PROBLEM DETAILS => Lines that contain the string "title" are the ones to list; copy all of them from the records.

--- DATA LISTING Enclosed Below ---

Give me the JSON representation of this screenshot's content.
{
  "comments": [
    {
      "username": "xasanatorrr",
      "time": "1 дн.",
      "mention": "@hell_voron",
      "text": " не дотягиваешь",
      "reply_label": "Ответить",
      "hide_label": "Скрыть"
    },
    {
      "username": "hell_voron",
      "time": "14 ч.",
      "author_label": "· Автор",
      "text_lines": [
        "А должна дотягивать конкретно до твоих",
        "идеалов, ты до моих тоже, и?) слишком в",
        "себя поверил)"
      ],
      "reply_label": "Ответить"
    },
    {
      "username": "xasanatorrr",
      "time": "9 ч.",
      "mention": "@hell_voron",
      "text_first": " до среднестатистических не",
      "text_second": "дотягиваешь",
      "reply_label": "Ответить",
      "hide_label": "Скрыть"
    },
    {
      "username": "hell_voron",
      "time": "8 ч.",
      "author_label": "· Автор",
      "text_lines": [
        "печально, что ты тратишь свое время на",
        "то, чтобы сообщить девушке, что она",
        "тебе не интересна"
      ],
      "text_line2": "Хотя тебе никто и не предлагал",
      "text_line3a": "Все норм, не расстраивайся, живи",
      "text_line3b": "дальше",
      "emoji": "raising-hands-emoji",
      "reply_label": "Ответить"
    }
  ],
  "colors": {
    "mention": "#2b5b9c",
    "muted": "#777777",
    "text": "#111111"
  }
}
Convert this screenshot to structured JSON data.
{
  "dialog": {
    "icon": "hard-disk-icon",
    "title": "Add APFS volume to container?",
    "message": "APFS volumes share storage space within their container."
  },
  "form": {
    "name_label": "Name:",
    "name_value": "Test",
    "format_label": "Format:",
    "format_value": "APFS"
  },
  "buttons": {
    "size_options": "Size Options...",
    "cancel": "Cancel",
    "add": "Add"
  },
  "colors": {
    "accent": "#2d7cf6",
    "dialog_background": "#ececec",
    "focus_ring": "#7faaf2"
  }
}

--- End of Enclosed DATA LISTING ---
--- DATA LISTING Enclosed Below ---

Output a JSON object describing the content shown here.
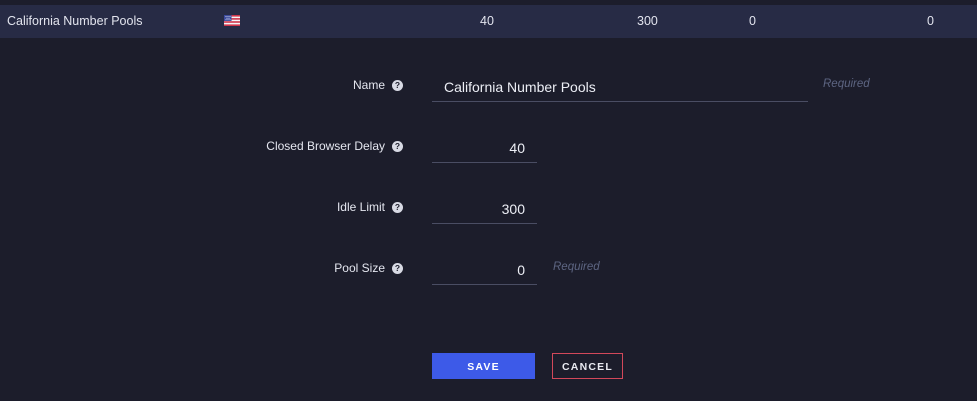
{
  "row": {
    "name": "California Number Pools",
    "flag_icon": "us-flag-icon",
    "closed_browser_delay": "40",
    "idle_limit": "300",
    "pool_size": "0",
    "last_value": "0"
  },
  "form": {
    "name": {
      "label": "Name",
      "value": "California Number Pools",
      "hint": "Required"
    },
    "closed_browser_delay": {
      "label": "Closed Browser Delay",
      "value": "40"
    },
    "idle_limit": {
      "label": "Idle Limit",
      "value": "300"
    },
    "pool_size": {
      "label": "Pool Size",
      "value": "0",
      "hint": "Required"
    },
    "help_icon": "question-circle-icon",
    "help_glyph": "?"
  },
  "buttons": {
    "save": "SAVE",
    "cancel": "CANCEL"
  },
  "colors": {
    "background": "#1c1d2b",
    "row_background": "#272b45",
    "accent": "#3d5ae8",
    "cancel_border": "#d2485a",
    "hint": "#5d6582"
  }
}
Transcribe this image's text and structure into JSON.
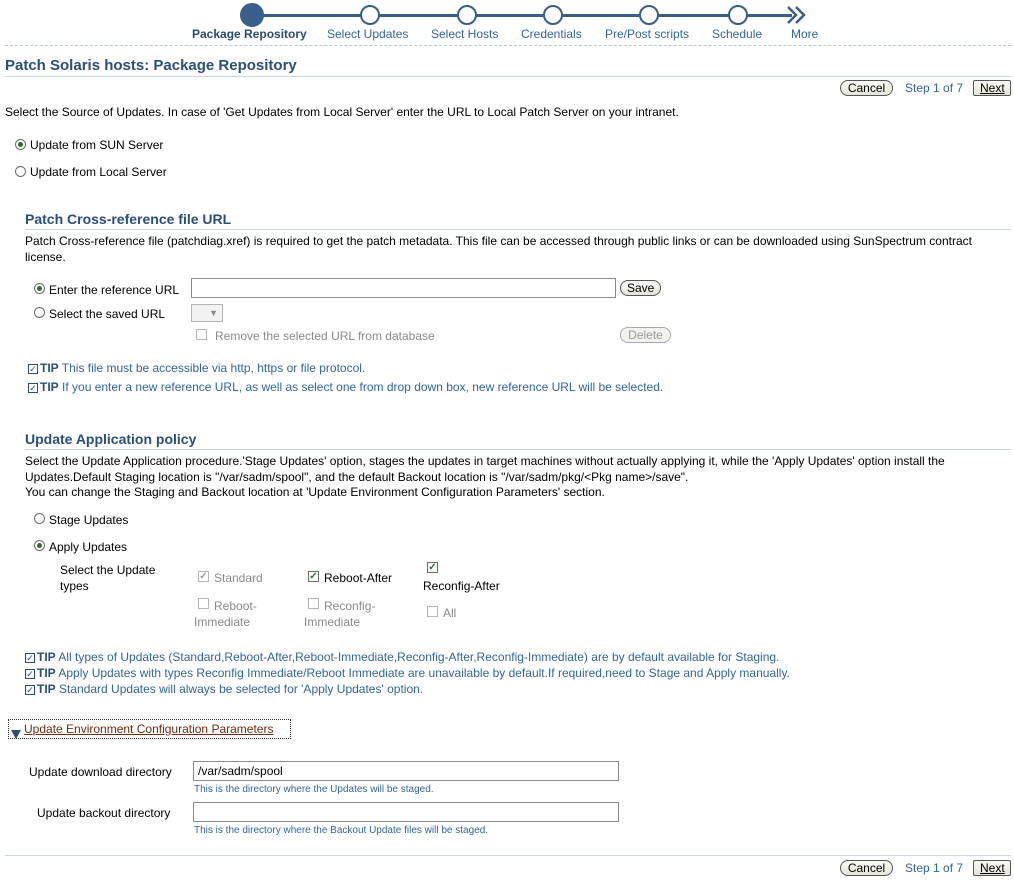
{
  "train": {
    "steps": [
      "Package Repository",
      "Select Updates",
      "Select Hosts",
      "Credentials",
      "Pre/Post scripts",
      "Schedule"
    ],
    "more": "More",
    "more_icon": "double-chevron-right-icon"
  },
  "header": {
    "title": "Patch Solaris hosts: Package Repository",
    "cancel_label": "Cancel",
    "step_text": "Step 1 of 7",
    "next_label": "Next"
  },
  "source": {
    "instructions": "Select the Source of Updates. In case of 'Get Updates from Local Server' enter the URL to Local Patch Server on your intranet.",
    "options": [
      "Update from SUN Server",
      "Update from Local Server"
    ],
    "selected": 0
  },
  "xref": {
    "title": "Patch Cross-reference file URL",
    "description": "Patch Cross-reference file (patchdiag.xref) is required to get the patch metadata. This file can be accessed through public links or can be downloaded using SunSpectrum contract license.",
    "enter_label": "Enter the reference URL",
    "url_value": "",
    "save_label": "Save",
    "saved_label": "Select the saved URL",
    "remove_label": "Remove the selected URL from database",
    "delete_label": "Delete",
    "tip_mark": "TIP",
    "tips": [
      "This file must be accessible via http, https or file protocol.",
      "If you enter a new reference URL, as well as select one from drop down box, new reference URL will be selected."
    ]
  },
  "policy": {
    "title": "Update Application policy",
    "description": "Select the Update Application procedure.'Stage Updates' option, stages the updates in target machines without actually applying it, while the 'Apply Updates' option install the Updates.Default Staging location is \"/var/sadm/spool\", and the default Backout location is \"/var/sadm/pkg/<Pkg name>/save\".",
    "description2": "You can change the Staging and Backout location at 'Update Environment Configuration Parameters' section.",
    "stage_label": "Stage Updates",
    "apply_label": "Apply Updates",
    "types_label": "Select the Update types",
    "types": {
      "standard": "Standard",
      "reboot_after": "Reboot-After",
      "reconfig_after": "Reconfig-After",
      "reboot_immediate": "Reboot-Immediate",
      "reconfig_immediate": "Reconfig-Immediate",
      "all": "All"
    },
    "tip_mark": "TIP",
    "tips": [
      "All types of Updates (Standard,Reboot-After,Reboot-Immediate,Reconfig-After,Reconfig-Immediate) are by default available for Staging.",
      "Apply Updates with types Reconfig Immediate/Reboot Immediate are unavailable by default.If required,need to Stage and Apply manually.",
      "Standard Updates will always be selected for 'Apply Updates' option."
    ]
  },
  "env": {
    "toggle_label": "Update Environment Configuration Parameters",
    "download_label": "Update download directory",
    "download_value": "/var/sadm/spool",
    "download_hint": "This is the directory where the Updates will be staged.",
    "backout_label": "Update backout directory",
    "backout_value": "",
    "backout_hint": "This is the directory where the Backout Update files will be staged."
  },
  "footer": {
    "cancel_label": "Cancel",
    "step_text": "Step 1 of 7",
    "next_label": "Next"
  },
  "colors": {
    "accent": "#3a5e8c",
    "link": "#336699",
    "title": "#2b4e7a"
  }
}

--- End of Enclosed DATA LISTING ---

WRITTEN RESPONSE =>
    "title": "Add APFS volume to container?",
    "title": "Patch Solaris hosts: Package Repository",
    "title": "Patch Cross-reference file URL",
    "title": "Update Application policy",
    "title": "#2b4e7a"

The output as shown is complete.